Interview with a Professor:
I wish I had a recorder
who looks at it, dramatists, sociologists, journalists, novelists
how they see it
urban sympathy, shared space
I went in to talk with a professor, who I've taken two classes from now, and who recently agreed to be my primary mentor. I'm glad I'll be working with him this Spring/Summer but before asking him to embark on primary mentor-ship I wanted to know a little about his research and what he's been working on lately.
After living in several cities, but particularly Boston where he studied, he moved to North Carolina. He described to me the feeling of walking down a street in Boston, where people surround you constantly, at all times of the day and night, compared to walking down a street in the town where he stayed in North Carolina, which were sometimes empty. He mentioned that while cities are usually pinned for being dangerous, distant, cold, and lonely, he actually felt these things more often in North Carolina. It's creepy walking down a street that no one shares with you, he said. Building off of the feeling that one can feel more alone and distant from others in a rural-scape rather than a city-scape, he became interested in the stories people tell themselves, and others, about the city.
This is where he came across the idea of the city as a place where people share a space, and therefore have interactions based on that space. Although different from the meaningful interactions we attribute to small-towns where people know intimate details about each other, he expresses these city interactions as valid and meaningful, and seeks to re-evaluate how these interactions can be interpreted as valid. Curious about what stories politicians would tell to others about a city in order to encourage the passing of housing projects in congress, he began following how those stories and ideas spread. The idea he found he coined 'Urban Sympathy'--the idea of the sympathy that exist between individuals and the connections that can be built around and in these housing projects that are necessary to urban life, compared to those necessary in rural life. After researching the idea how politicians go about representing the building of housing projects in congress, he's been following the idea of 'urban sympathy' elsewhere.

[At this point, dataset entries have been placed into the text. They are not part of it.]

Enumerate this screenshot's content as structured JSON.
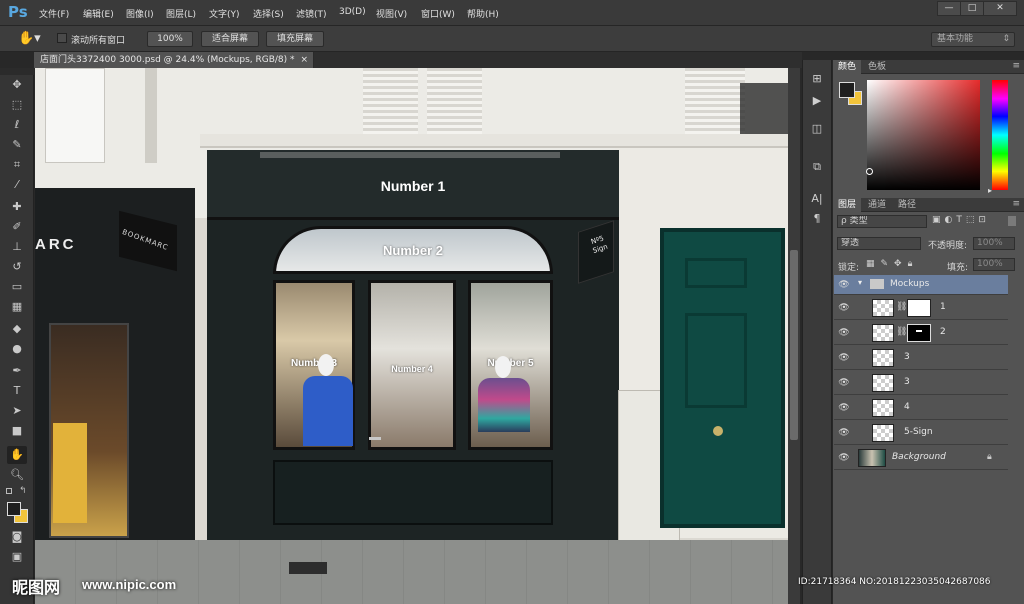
{
  "app": {
    "logo": "Ps"
  },
  "menu": [
    "文件(F)",
    "编辑(E)",
    "图像(I)",
    "图层(L)",
    "文字(Y)",
    "选择(S)",
    "滤镜(T)",
    "3D(D)",
    "视图(V)",
    "窗口(W)",
    "帮助(H)"
  ],
  "window_controls": {
    "minimize": "—",
    "restore": "□",
    "close": "✕"
  },
  "options": {
    "tool_icon": "hand-icon",
    "scroll_all_label": "滚动所有窗口",
    "zoom_100": "100%",
    "fit_screen": "适合屏幕",
    "fill_screen": "填充屏幕",
    "workspace": "基本功能"
  },
  "document": {
    "tab_title": "店面门头3372400 3000.psd @ 24.4% (Mockups, RGB/8) *",
    "close": "×"
  },
  "canvas_text": {
    "sign1": "Number 1",
    "sign2": "Number 2",
    "sign3": "Number 3",
    "sign4": "Number 4",
    "sign5": "Number 5",
    "blade_sign": "Nº5 Sign",
    "neighbor_sign": "ARC",
    "neighbor_blade": "BOOKMARC"
  },
  "color_panel": {
    "tabs": [
      "颜色",
      "色板"
    ],
    "fg": "#1f1f1f",
    "bg": "#f2c43b"
  },
  "layers_panel": {
    "tabs": [
      "图层",
      "通道",
      "路径"
    ],
    "filter": "ρ 类型",
    "blend": "穿透",
    "opacity_label": "不透明度:",
    "opacity": "100%",
    "lock_label": "锁定:",
    "fill_label": "填充:",
    "fill": "100%",
    "layers": [
      {
        "name": "Mockups",
        "type": "group"
      },
      {
        "name": "1",
        "type": "smart",
        "mask": "white"
      },
      {
        "name": "2",
        "type": "smart",
        "mask": "black"
      },
      {
        "name": "3",
        "type": "smart"
      },
      {
        "name": "3",
        "type": "smart"
      },
      {
        "name": "4",
        "type": "smart"
      },
      {
        "name": "5-Sign",
        "type": "smart"
      },
      {
        "name": "Background",
        "type": "background",
        "locked": true
      }
    ]
  },
  "watermark": {
    "logo": "昵图网",
    "url": "www.nipic.com",
    "id": "ID:21718364 NO:20181223035042687086"
  }
}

Among those who the idea has touched: sociologists, dramatists, journalists, novelists, and back to politicians, etc. I liked these ideas, though I need to continue asking him about it. He did mention that each group of people did something new with the idea of urban sympathy, and that it then was shared with others of a similar field, or with the public, and then often went back to those who had shared the idea with that field in the first place, allowing an idea to spill over, so to speak, and be interpreted in many different ways.
Another interesting idea about this method that he's been following is that of course each field interprets the idea so differently, so its not just how an idea influences a field, but how the field influences the idea. And I think in the end, the idea of there being a valid and meaningful mode of operation in cities that are different, but not inferior to those communications that take place in small, rural towns is an important idea to discuss. For people in cities believe it, but people outside of cities oftentimes don't. Whereas the city is considered the den of evil, in many cases, all interaction that goes on in a city is also considered 'lesser.'
As I'm interested in living in a city probably for the rest of my life after Provo if I can help it, I am very invested in this idea. But on a smaller scale, living in Paris, I think there is a very specific city culture, and a specific Paris city culture which can have interactions and communication that are meaningful if I only look at them that way. I think my primary mentor will aid me in seeing those interactions and help me interpret them down the line so I might better understand the culture and how it influenced African-American expatriates.